From the distribution front - the very newness of the product was something that threw many distributors off, at first. Since Carvaan is a unique device and there is no fixed type of outlet to sell this product, the brand had to develop a whole new category for distributors to adopt and stock it. "The challenge was to get the initial buy-in, but once we overcame that, the sellers saw the value and the response to it and became willing partners," says Mehra.
Talking about the media mix, Mehra says, "Every medium we chose - our media mix in TV, radio, print, digital, and OOH - was done keeping in mind who we were reaching out to and speaking to. We use TV and print to give the product the widespread reach and awareness. Digital, with its largely youth base, is there to supplement the other two media and drive online sales."
In terms of ad spends, Saregama will focus about 50 per cent on TV, 20 per cent on print, 10 per cent on radio, 10 per cent digital, and 10 per cent on OOH/events. "For the different regional variants, our media strategy is customised to the region we are talking to. In Bengal, for example, our media mix will reflect the daily media consumption habits of the people there; which media touch points do they engage in, with close attention to the socio-cultural context they operate upon. Similarly with Tamil and Marathi variants," informs Mehra.
Recreating the Magic!
We asked the experts if the new campaign succeeds in creating nostalgia as the previous digital ad film did.
Bikram Bindra, vice-president and strategic planning head, Grey Group - Delhi, says, "There is a nostalgic element to the product itself which gets amplified through the choice of songs and the emotions displayed by the mother.
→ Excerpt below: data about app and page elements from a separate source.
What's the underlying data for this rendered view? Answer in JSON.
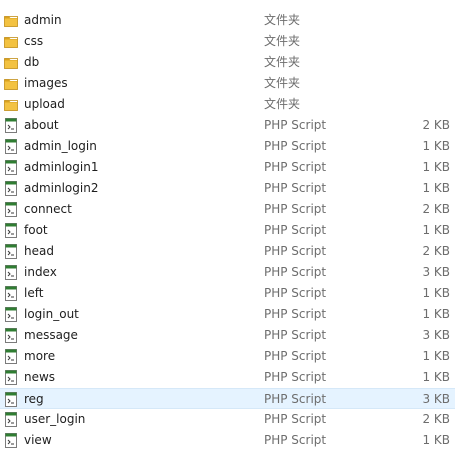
{
  "files": [
    {
      "name": "admin",
      "type": "文件夹",
      "size": "",
      "icon": "folder-icon"
    },
    {
      "name": "css",
      "type": "文件夹",
      "size": "",
      "icon": "folder-icon"
    },
    {
      "name": "db",
      "type": "文件夹",
      "size": "",
      "icon": "folder-icon"
    },
    {
      "name": "images",
      "type": "文件夹",
      "size": "",
      "icon": "folder-icon"
    },
    {
      "name": "upload",
      "type": "文件夹",
      "size": "",
      "icon": "folder-icon"
    },
    {
      "name": "about",
      "type": "PHP Script",
      "size": "2 KB",
      "icon": "php-script-icon"
    },
    {
      "name": "admin_login",
      "type": "PHP Script",
      "size": "1 KB",
      "icon": "php-script-icon"
    },
    {
      "name": "adminlogin1",
      "type": "PHP Script",
      "size": "1 KB",
      "icon": "php-script-icon"
    },
    {
      "name": "adminlogin2",
      "type": "PHP Script",
      "size": "1 KB",
      "icon": "php-script-icon"
    },
    {
      "name": "connect",
      "type": "PHP Script",
      "size": "2 KB",
      "icon": "php-script-icon"
    },
    {
      "name": "foot",
      "type": "PHP Script",
      "size": "1 KB",
      "icon": "php-script-icon"
    },
    {
      "name": "head",
      "type": "PHP Script",
      "size": "2 KB",
      "icon": "php-script-icon"
    },
    {
      "name": "index",
      "type": "PHP Script",
      "size": "3 KB",
      "icon": "php-script-icon"
    },
    {
      "name": "left",
      "type": "PHP Script",
      "size": "1 KB",
      "icon": "php-script-icon"
    },
    {
      "name": "login_out",
      "type": "PHP Script",
      "size": "1 KB",
      "icon": "php-script-icon"
    },
    {
      "name": "message",
      "type": "PHP Script",
      "size": "3 KB",
      "icon": "php-script-icon"
    },
    {
      "name": "more",
      "type": "PHP Script",
      "size": "1 KB",
      "icon": "php-script-icon"
    },
    {
      "name": "news",
      "type": "PHP Script",
      "size": "1 KB",
      "icon": "php-script-icon"
    },
    {
      "name": "reg",
      "type": "PHP Script",
      "size": "3 KB",
      "icon": "php-script-icon",
      "hovered": true
    },
    {
      "name": "user_login",
      "type": "PHP Script",
      "size": "2 KB",
      "icon": "php-script-icon"
    },
    {
      "name": "view",
      "type": "PHP Script",
      "size": "1 KB",
      "icon": "php-script-icon"
    }
  ],
  "colors": {
    "folder": "#f3c241",
    "folder_dark": "#d9a21f",
    "script_accent": "#2f7d32",
    "hover_bg": "#e5f3ff",
    "secondary_text": "#6d6d6d"
  }
}
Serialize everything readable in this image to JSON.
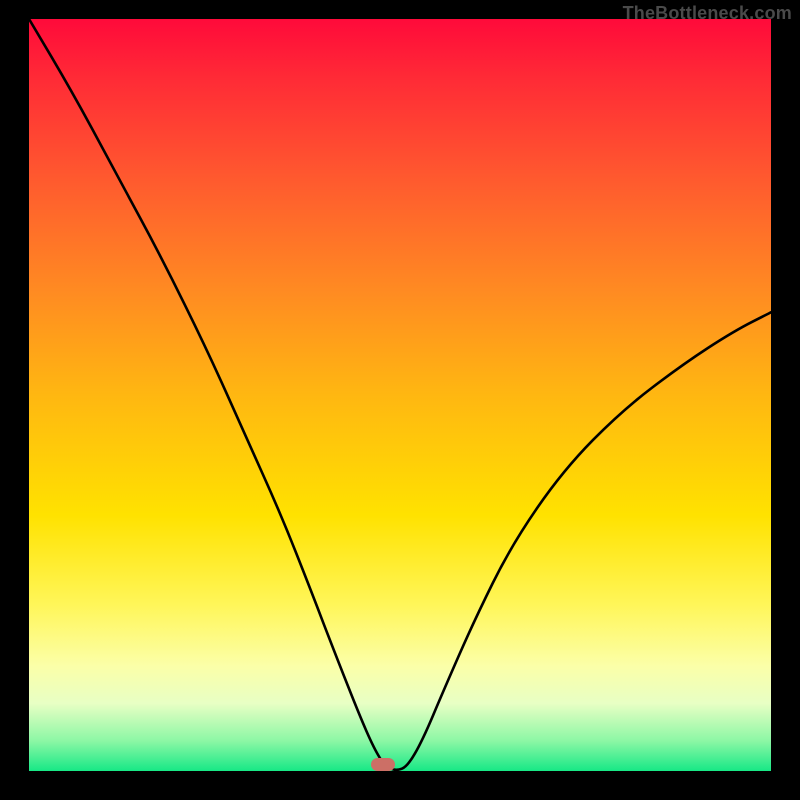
{
  "watermark": "TheBottleneck.com",
  "marker": {
    "x_frac": 0.477,
    "y_frac": 0.992
  },
  "chart_data": {
    "type": "line",
    "title": "",
    "xlabel": "",
    "ylabel": "",
    "xlim": [
      0,
      1
    ],
    "ylim": [
      0,
      1
    ],
    "series": [
      {
        "name": "bottleneck-curve",
        "x": [
          0.0,
          0.06,
          0.12,
          0.18,
          0.24,
          0.29,
          0.34,
          0.38,
          0.415,
          0.445,
          0.465,
          0.48,
          0.495,
          0.51,
          0.53,
          0.56,
          0.6,
          0.65,
          0.72,
          0.8,
          0.88,
          0.95,
          1.0
        ],
        "y": [
          1.0,
          0.9,
          0.79,
          0.68,
          0.56,
          0.45,
          0.34,
          0.24,
          0.15,
          0.075,
          0.03,
          0.006,
          0.0,
          0.006,
          0.04,
          0.11,
          0.2,
          0.3,
          0.4,
          0.48,
          0.54,
          0.585,
          0.61
        ]
      }
    ],
    "gradient_stops": [
      {
        "pos": 0.0,
        "color": "#ff0a3a"
      },
      {
        "pos": 0.08,
        "color": "#ff2b36"
      },
      {
        "pos": 0.22,
        "color": "#ff5c2e"
      },
      {
        "pos": 0.36,
        "color": "#ff8a22"
      },
      {
        "pos": 0.5,
        "color": "#ffb711"
      },
      {
        "pos": 0.66,
        "color": "#ffe200"
      },
      {
        "pos": 0.78,
        "color": "#fff65a"
      },
      {
        "pos": 0.86,
        "color": "#fbffa8"
      },
      {
        "pos": 0.91,
        "color": "#e8ffc4"
      },
      {
        "pos": 0.96,
        "color": "#8cf7a5"
      },
      {
        "pos": 1.0,
        "color": "#17e886"
      }
    ]
  }
}
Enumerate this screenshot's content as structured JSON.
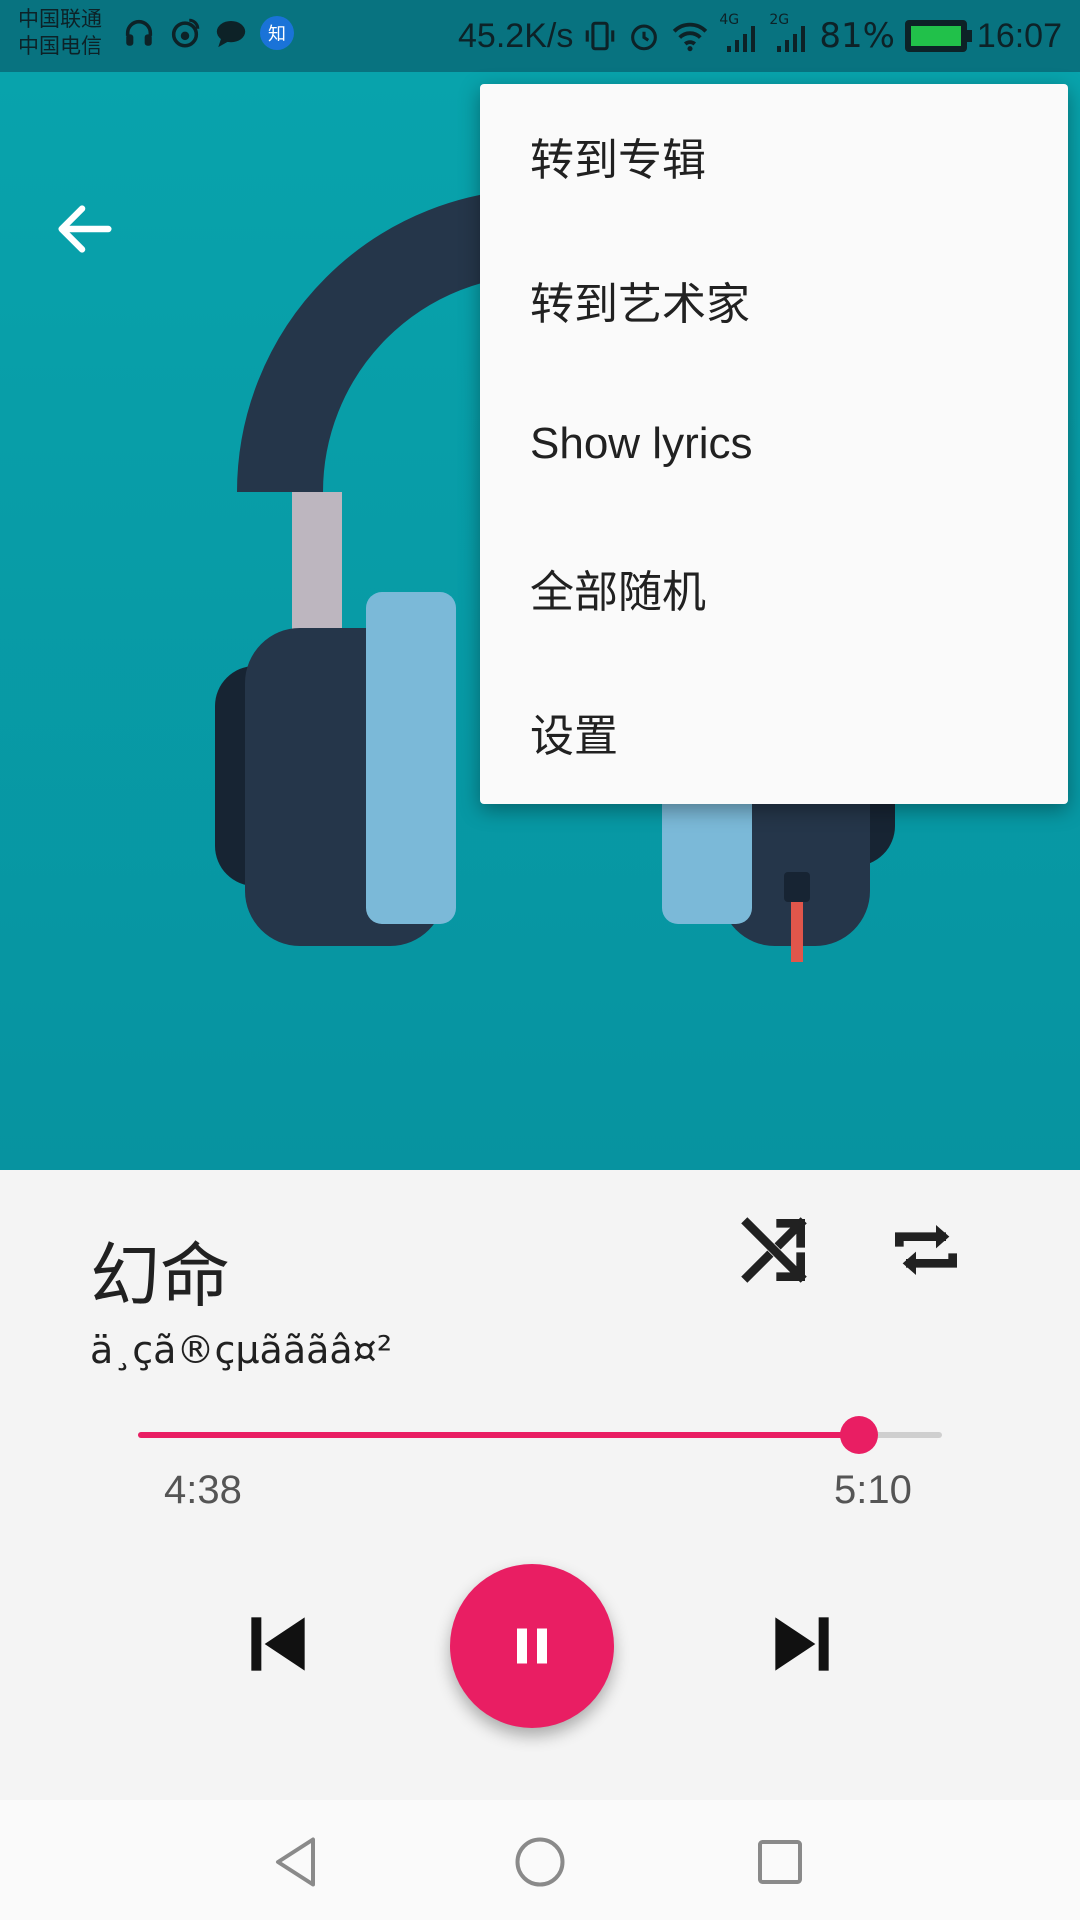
{
  "status_bar": {
    "carrier_1": "中国联通",
    "carrier_2": "中国电信",
    "left_icons": [
      "headphones-icon",
      "weibo-icon",
      "chat-icon",
      "zhihu-icon"
    ],
    "zhihu_badge": "知",
    "net_speed": "45.2K/s",
    "signal_1_label": "4G",
    "signal_2_label": "2G",
    "battery": "81%",
    "time": "16:07"
  },
  "colors": {
    "album_bg": "#07949f",
    "accent": "#e91e63",
    "menu_bg": "#fafafa"
  },
  "menu": {
    "items": [
      {
        "label": "转到专辑"
      },
      {
        "label": "转到艺术家"
      },
      {
        "label": "Show lyrics"
      },
      {
        "label": "全部随机"
      },
      {
        "label": "设置"
      }
    ]
  },
  "player": {
    "title": "幻命",
    "artist": "ä¸ç­ã®çµãããâ¤²",
    "elapsed": "4:38",
    "duration": "5:10",
    "progress": 0.897
  },
  "nav": {
    "icons": [
      "back-triangle-icon",
      "home-circle-icon",
      "recents-square-icon"
    ]
  }
}
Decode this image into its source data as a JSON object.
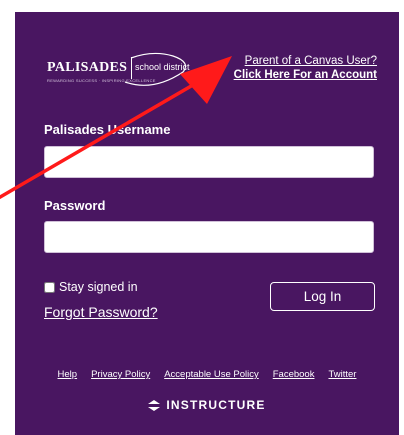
{
  "logo": {
    "name": "PALISADES",
    "district": "school district",
    "tagline": "REWARDING SUCCESS · INSPIRING EXCELLENCE"
  },
  "parent_link": {
    "line1": "Parent of a Canvas User?",
    "line2": "Click Here For an Account"
  },
  "form": {
    "username_label": "Palisades Username",
    "username_value": "",
    "password_label": "Password",
    "password_value": "",
    "stay_signed_in": "Stay signed in",
    "forgot_password": "Forgot Password?",
    "login_button": "Log In"
  },
  "footer": {
    "links": [
      "Help",
      "Privacy Policy",
      "Acceptable Use Policy",
      "Facebook",
      "Twitter"
    ]
  },
  "brand": {
    "name": "INSTRUCTURE"
  },
  "colors": {
    "panel_bg": "#491661",
    "arrow": "#ff1a1a"
  }
}
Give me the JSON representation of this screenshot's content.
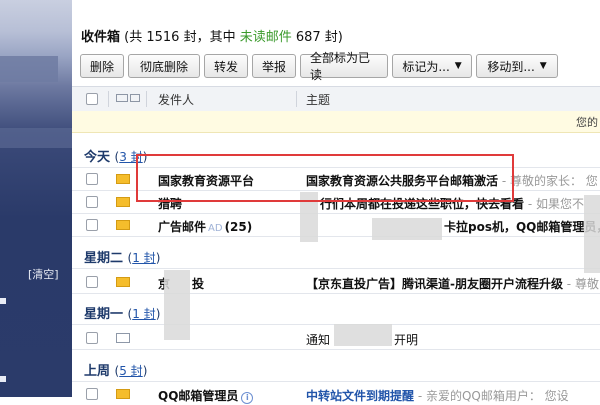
{
  "sidebar": {
    "clear_label": "[清空]"
  },
  "title": {
    "folder": "收件箱",
    "count_prefix": " (共 1516 封，其中 ",
    "unread_label": "未读邮件",
    "count_suffix": " 687 封)"
  },
  "toolbar": {
    "delete": "删除",
    "delete_permanent": "彻底删除",
    "forward": "转发",
    "report": "举报",
    "mark_all_read": "全部标为已读",
    "mark_as": "标记为...",
    "move_to": "移动到..."
  },
  "table_header": {
    "sender": "发件人",
    "subject": "主题"
  },
  "notice": {
    "text": "您的"
  },
  "groups": [
    {
      "label": "今天",
      "count": "3 封"
    },
    {
      "label": "星期二",
      "count": "1 封"
    },
    {
      "label": "星期一",
      "count": "1 封"
    },
    {
      "label": "上周",
      "count": "5 封"
    }
  ],
  "rows": [
    {
      "sender": "国家教育资源平台",
      "subject": "国家教育资源公共服务平台邮箱激活",
      "preview": " - 尊敬的家长：  您"
    },
    {
      "sender": "猎聘",
      "subject": "行们本周都在投递这些职位，快去看看",
      "preview": " - 如果您不"
    },
    {
      "sender": "广告邮件",
      "ad": "AD",
      "count": "(25)",
      "subject": "卡拉pos机，QQ邮箱管理员，"
    },
    {
      "sender": "京",
      "sender2": "投",
      "subject": "【京东直投广告】腾讯渠道-朋友圈开户流程升级",
      "preview": " - 尊敬"
    },
    {
      "sender": "",
      "subject": "通知",
      "subject2": "开明"
    },
    {
      "sender": "QQ邮箱管理员",
      "subject": "中转站文件到期提醒",
      "preview": " - 亲爱的QQ邮箱用户：  您设"
    }
  ]
}
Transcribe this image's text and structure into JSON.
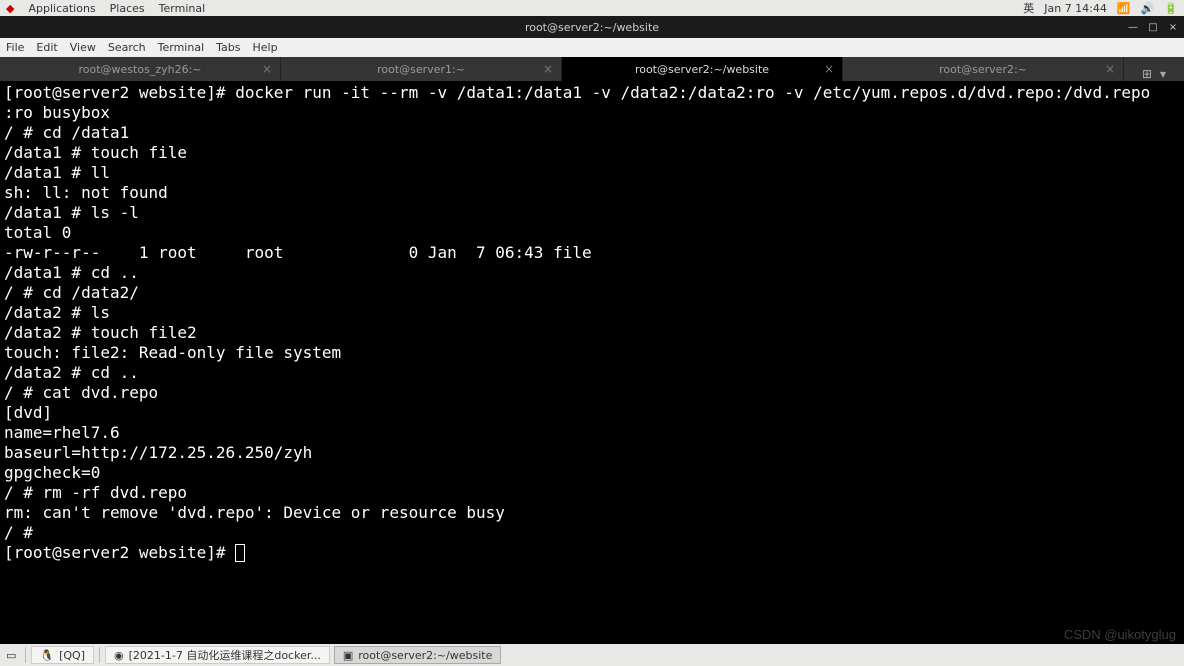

The TVCs seem to be targeting urban youth according to me - the appeal is possibly mass, but the communication TG is more specific."
He adds, "The ads are a sweet slice of life moments. I think the larger premise of doing something special for your mom is fertile, creative territory and can be leveraged across multiple touch points. Also, the timing around Mother's Day is a smart tactic!"
On the other hand, Titus Upputuru, national creative director, Dentsu One, admits that he has friends and colleagues who have already gifted the product to their mothers and that the ads may further fuel this growing trend.
"The campaign reminds me of DH Lawrence's cult novel, 'Sons and Lovers' which explores the intense relationship between Paul and his mother. Two of the three ads in this campaign show grown men indulging their mothers in song and dance. It is true that most Indian men share a very close bond with their mothers. A son's first love is his mother is a truism that even our films have celebrated since the Deewar days," he says.